- _EXERCISE INSTRUCTIONS_:
In the data below, find each line carrying the string "Labor" and copy it out.

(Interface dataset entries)
Segment Open

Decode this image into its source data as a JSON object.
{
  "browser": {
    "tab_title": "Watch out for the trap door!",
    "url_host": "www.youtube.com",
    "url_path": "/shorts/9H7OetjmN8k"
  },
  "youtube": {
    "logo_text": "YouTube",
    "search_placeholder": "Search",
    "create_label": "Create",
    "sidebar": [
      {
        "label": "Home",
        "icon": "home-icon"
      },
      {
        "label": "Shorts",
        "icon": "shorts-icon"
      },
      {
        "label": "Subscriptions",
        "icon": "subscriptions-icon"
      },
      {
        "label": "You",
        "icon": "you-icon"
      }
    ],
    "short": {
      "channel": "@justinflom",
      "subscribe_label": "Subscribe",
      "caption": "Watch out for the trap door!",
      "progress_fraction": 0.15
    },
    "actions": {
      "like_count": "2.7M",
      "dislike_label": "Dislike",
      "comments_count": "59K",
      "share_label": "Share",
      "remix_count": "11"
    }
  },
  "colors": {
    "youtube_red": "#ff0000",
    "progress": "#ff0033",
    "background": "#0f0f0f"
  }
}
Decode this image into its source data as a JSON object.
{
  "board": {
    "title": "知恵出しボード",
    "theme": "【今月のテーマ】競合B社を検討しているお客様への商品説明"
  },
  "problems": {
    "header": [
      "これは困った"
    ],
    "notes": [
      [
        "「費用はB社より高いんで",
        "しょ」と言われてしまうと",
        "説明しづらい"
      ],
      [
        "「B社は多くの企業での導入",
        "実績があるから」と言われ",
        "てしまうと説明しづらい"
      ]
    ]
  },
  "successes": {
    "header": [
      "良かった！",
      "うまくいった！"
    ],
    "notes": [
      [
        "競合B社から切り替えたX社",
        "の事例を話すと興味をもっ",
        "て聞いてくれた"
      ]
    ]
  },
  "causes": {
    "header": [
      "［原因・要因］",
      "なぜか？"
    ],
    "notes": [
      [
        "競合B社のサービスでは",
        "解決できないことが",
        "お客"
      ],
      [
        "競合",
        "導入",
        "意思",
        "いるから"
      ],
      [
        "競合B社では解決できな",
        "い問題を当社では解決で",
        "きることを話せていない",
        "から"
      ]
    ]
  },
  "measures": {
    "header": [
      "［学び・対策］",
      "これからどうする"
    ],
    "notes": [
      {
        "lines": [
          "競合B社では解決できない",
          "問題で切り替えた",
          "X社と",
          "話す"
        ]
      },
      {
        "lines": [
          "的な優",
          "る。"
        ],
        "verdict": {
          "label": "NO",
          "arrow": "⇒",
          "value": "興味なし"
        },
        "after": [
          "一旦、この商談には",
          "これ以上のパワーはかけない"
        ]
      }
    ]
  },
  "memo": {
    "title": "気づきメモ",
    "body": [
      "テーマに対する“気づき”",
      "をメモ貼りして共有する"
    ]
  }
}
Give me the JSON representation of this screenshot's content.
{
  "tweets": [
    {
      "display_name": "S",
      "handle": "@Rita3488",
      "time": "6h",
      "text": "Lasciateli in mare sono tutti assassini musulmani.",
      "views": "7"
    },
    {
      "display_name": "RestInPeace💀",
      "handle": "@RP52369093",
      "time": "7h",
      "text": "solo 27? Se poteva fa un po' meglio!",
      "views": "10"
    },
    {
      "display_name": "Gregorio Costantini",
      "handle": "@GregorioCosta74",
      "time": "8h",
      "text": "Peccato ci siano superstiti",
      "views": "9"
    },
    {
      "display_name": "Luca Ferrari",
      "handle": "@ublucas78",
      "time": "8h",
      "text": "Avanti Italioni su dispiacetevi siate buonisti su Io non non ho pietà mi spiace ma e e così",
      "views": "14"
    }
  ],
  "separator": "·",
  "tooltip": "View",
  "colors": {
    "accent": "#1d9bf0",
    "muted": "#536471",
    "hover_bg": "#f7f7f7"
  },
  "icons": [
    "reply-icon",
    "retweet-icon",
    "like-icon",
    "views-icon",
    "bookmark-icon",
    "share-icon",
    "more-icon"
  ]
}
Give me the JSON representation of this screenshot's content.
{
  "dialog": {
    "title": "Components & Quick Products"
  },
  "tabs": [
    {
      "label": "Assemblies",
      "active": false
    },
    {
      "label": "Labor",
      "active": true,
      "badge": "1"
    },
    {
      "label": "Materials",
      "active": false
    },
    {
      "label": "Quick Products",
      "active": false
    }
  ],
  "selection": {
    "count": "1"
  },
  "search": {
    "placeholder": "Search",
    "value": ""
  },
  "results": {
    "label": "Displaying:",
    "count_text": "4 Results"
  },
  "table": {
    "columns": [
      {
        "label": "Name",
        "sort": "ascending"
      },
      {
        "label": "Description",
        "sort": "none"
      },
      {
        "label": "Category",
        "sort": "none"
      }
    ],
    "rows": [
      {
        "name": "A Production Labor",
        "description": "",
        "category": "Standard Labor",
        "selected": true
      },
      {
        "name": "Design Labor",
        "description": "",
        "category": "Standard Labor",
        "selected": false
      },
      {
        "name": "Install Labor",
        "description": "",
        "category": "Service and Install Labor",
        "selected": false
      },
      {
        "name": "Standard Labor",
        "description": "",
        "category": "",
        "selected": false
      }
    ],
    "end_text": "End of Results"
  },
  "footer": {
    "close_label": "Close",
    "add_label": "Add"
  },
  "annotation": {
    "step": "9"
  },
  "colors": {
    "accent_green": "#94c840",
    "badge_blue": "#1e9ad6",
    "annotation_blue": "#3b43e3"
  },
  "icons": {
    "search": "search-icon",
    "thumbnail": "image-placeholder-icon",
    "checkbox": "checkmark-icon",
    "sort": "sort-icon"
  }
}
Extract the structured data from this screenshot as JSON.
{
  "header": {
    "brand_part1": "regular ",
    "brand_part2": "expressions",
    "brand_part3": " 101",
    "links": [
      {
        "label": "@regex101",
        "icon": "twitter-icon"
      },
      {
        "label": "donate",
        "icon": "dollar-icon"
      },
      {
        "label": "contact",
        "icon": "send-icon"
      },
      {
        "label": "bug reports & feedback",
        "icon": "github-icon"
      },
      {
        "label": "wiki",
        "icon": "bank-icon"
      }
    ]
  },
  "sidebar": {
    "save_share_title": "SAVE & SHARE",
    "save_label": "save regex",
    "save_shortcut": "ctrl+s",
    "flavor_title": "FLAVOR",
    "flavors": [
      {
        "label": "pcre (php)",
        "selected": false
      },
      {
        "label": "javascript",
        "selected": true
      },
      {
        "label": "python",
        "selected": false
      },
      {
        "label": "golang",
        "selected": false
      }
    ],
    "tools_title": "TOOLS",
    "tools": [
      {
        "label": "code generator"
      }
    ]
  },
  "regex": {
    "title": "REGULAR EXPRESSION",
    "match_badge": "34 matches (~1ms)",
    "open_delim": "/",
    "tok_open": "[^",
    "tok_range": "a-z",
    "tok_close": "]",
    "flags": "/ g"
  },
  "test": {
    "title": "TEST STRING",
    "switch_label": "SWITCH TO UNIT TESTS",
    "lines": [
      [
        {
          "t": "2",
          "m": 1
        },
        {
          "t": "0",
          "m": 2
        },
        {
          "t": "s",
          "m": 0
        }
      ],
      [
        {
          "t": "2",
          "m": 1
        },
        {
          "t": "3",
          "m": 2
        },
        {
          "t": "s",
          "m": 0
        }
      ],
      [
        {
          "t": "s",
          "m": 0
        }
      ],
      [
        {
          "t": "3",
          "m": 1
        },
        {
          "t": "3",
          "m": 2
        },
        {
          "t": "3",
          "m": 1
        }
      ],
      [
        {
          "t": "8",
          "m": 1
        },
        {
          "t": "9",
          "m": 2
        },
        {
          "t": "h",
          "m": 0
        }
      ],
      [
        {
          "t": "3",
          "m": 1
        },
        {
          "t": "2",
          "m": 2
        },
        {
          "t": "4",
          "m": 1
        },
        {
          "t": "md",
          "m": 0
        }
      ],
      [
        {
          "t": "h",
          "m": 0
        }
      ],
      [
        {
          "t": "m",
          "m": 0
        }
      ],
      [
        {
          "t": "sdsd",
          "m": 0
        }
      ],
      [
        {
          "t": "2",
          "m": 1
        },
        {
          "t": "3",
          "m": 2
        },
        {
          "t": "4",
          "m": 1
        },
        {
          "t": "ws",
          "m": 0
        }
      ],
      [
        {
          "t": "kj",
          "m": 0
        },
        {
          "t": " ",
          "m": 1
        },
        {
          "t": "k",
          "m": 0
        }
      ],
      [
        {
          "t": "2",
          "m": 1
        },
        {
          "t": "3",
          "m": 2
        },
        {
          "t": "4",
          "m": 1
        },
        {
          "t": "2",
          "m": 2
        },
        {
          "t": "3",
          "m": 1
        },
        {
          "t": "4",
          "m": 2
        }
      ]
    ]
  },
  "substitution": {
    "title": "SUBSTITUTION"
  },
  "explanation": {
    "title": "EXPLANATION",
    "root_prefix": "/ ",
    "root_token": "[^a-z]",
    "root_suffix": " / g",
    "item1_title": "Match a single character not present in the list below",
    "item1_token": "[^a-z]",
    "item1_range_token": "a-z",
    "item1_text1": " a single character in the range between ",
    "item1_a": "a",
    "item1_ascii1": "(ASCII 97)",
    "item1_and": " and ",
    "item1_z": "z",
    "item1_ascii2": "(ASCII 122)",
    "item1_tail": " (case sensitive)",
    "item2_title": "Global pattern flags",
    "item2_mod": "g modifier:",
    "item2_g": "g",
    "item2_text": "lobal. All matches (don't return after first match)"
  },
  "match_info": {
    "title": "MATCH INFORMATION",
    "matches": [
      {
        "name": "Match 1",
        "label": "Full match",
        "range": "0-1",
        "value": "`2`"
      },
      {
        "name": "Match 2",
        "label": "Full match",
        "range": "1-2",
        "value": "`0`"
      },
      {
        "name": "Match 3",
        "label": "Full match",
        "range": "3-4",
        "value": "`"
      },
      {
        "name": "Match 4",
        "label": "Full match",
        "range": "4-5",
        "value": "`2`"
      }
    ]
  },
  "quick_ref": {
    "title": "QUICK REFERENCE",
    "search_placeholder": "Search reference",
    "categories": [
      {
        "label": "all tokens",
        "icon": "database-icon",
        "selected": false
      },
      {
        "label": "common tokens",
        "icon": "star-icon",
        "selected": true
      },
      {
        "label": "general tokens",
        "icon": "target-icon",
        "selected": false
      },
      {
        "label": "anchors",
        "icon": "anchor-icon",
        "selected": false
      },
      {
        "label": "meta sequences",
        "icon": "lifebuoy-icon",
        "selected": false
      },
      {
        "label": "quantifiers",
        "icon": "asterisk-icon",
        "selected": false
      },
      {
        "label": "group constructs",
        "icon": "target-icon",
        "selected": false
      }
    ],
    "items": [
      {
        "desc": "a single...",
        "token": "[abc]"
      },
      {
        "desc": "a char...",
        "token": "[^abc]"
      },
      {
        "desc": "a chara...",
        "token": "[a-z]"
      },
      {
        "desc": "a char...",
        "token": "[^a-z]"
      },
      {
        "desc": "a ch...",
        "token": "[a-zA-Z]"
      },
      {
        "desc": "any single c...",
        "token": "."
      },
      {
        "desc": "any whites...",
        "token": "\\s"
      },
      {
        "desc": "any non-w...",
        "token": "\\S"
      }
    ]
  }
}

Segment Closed

- _RESULT BELOW_:
      "label": "Labor",
        "name": "A Production Labor",
        "category": "Standard Labor",
        "name": "Design Labor",
        "category": "Standard Labor",
        "name": "Install Labor",
        "category": "Service and Install Labor",
        "name": "Standard Labor",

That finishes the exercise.